Abdul Aziz Al-Dukair
A news item carried by the London ‘Sun’ last week reported that local authorities in Britain have decided to remove nearly half of the traffic enforcement cameras from major roads in the country. This move was taken due to spending cuts and confidence measures on motorists to observe the law.
A number of local authorities in Britain had taken this decision following a drop in accidents taking place on the locality’s major roads. However, a section of the British people wants the traffic monitoring cameras to remain in place as they are often helpful in solving other crimes. Monitoring cameras are accepted as legal evidence against the offenders in the UK.
Claire Armstrong, a British activist, launched a campaign called “Safe speeding”. She was among those who totally rejected any kind of road monitoring since its implementation sent a wrong message that drivers are inherently in violation of the traffic laws.
When the Kingdom implemented the automatic traffic monitoring system (Saher), I read several reports stating that it would be more beneficial inside major cities in preventing accidents than on highways.
There was a series of fatal accidents on highways involving women teachers who traveled in vans in various regions that suggested that the Saher monitoring system be everywhere. Some blamed the system for not doing enough.
These accidents however were not caused due to speeding but by other factors such as bad tires or faulty brakes on the vehicles. Even if the driver observes the allowed speed limit, a tragedy can result because of vehicle malfunction or due to loss of steering control. There were also accidents caused by carelessness or other faults in the behavior of motorists.

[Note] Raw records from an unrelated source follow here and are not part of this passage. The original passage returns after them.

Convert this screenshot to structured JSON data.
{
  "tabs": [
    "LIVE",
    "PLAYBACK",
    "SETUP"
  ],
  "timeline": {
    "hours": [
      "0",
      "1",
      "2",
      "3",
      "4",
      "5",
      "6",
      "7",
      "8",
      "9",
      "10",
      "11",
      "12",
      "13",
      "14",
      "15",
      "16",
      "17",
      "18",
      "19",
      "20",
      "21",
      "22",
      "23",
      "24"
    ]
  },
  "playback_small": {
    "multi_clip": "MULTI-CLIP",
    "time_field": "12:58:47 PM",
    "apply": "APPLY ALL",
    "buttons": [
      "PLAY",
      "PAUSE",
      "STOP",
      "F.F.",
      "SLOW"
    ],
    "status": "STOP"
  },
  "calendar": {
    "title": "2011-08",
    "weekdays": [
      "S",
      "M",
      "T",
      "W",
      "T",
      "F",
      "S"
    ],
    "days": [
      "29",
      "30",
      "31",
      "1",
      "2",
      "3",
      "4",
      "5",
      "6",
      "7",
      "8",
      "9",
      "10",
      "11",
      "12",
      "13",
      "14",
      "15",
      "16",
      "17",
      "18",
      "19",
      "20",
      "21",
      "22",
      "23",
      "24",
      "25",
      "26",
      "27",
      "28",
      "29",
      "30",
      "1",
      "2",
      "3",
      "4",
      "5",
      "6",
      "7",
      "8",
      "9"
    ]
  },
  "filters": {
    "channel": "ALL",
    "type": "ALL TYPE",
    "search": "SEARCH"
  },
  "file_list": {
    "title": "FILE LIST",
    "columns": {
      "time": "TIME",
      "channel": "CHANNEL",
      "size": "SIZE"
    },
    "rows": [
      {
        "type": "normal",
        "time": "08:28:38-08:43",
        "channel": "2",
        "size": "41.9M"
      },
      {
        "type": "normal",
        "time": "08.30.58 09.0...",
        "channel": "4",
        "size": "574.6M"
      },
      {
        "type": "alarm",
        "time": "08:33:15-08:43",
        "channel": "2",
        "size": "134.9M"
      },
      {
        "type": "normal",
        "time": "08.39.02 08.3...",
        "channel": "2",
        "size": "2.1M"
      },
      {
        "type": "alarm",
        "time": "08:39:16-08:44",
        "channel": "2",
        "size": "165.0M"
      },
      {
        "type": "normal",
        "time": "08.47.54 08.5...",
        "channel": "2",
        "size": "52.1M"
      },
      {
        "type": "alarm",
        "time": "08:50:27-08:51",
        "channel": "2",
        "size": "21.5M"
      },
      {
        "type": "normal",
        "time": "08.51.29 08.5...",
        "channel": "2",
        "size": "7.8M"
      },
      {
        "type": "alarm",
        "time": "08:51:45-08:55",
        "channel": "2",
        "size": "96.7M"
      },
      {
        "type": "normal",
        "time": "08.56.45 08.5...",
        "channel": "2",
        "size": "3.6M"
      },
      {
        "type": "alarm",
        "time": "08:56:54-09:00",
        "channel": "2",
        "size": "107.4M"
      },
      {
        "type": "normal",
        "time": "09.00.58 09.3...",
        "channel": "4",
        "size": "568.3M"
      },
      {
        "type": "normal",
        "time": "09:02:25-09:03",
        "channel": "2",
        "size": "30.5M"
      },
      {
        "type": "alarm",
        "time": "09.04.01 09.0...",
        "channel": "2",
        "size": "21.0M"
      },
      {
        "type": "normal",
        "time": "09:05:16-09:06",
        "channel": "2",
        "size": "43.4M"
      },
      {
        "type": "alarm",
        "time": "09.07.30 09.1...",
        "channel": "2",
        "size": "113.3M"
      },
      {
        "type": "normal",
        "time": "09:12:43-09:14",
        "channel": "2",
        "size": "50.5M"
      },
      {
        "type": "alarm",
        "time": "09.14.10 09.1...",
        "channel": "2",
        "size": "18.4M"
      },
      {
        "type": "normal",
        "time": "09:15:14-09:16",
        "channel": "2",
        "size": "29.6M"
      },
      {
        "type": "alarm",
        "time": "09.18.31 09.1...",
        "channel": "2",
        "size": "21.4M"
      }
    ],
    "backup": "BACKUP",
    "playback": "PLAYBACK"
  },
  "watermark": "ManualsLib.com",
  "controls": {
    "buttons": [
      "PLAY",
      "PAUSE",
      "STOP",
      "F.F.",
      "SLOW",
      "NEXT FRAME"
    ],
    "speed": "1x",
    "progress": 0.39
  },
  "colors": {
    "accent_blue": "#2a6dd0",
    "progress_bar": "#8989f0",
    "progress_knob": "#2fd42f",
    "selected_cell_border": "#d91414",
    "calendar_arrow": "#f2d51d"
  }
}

Additionally, defective road designs or weather conditions such as rain or fog contributed to the problem. All these do not come under the capability of the Saher monitoring and the system can do nothing more with this.